§ **Problem**:
The answer should be every line below, repeated exactly, with the images left out.

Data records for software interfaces

::::

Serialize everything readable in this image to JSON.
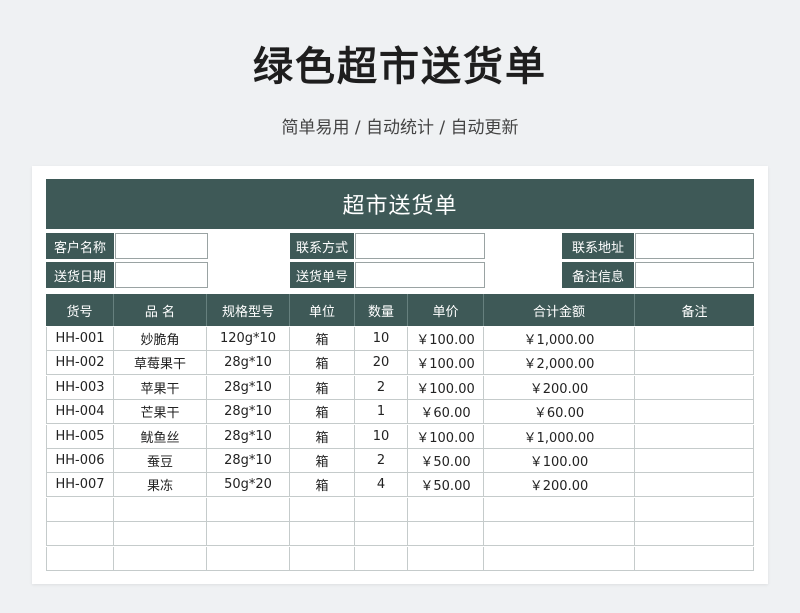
{
  "title": "绿色超市送货单",
  "subtitle": "简单易用 / 自动统计 / 自动更新",
  "sheet": {
    "banner": "超市送货单",
    "info": {
      "customer_name": "客户名称",
      "contact_method": "联系方式",
      "contact_address": "联系地址",
      "delivery_date": "送货日期",
      "delivery_no": "送货单号",
      "remarks_info": "备注信息"
    },
    "columns": [
      "货号",
      "品  名",
      "规格型号",
      "单位",
      "数量",
      "单价",
      "合计金额",
      "备注"
    ],
    "rows": [
      [
        "HH-001",
        "妙脆角",
        "120g*10",
        "箱",
        "10",
        "￥100.00",
        "￥1,000.00",
        ""
      ],
      [
        "HH-002",
        "草莓果干",
        "28g*10",
        "箱",
        "20",
        "￥100.00",
        "￥2,000.00",
        ""
      ],
      [
        "HH-003",
        "苹果干",
        "28g*10",
        "箱",
        "2",
        "￥100.00",
        "￥200.00",
        ""
      ],
      [
        "HH-004",
        "芒果干",
        "28g*10",
        "箱",
        "1",
        "￥60.00",
        "￥60.00",
        ""
      ],
      [
        "HH-005",
        "鱿鱼丝",
        "28g*10",
        "箱",
        "10",
        "￥100.00",
        "￥1,000.00",
        ""
      ],
      [
        "HH-006",
        "蚕豆",
        "28g*10",
        "箱",
        "2",
        "￥50.00",
        "￥100.00",
        ""
      ],
      [
        "HH-007",
        "果冻",
        "50g*20",
        "箱",
        "4",
        "￥50.00",
        "￥200.00",
        ""
      ],
      [
        "",
        "",
        "",
        "",
        "",
        "",
        "",
        ""
      ],
      [
        "",
        "",
        "",
        "",
        "",
        "",
        "",
        ""
      ],
      [
        "",
        "",
        "",
        "",
        "",
        "",
        "",
        ""
      ]
    ]
  }
}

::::

§ **Worked solution**:
Serialize everything readable in this image to JSON.
{
  "title": "绿色超市送货单",
  "subtitle": "简单易用 / 自动统计 / 自动更新",
  "sheet": {
    "banner": "超市送货单",
    "info": {
      "customer_name": "客户名称",
      "contact_method": "联系方式",
      "contact_address": "联系地址",
      "delivery_date": "送货日期",
      "delivery_no": "送货单号",
      "remarks_info": "备注信息"
    },
    "columns": [
      "货号",
      "品  名",
      "规格型号",
      "单位",
      "数量",
      "单价",
      "合计金额",
      "备注"
    ],
    "rows": [
      [
        "HH-001",
        "妙脆角",
        "120g*10",
        "箱",
        "10",
        "￥100.00",
        "￥1,000.00",
        ""
      ],
      [
        "HH-002",
        "草莓果干",
        "28g*10",
        "箱",
        "20",
        "￥100.00",
        "￥2,000.00",
        ""
      ],
      [
        "HH-003",
        "苹果干",
        "28g*10",
        "箱",
        "2",
        "￥100.00",
        "￥200.00",
        ""
      ],
      [
        "HH-004",
        "芒果干",
        "28g*10",
        "箱",
        "1",
        "￥60.00",
        "￥60.00",
        ""
      ],
      [
        "HH-005",
        "鱿鱼丝",
        "28g*10",
        "箱",
        "10",
        "￥100.00",
        "￥1,000.00",
        ""
      ],
      [
        "HH-006",
        "蚕豆",
        "28g*10",
        "箱",
        "2",
        "￥50.00",
        "￥100.00",
        ""
      ],
      [
        "HH-007",
        "果冻",
        "50g*20",
        "箱",
        "4",
        "￥50.00",
        "￥200.00",
        ""
      ],
      [
        "",
        "",
        "",
        "",
        "",
        "",
        "",
        ""
      ],
      [
        "",
        "",
        "",
        "",
        "",
        "",
        "",
        ""
      ],
      [
        "",
        "",
        "",
        "",
        "",
        "",
        "",
        ""
      ]
    ]
  }
}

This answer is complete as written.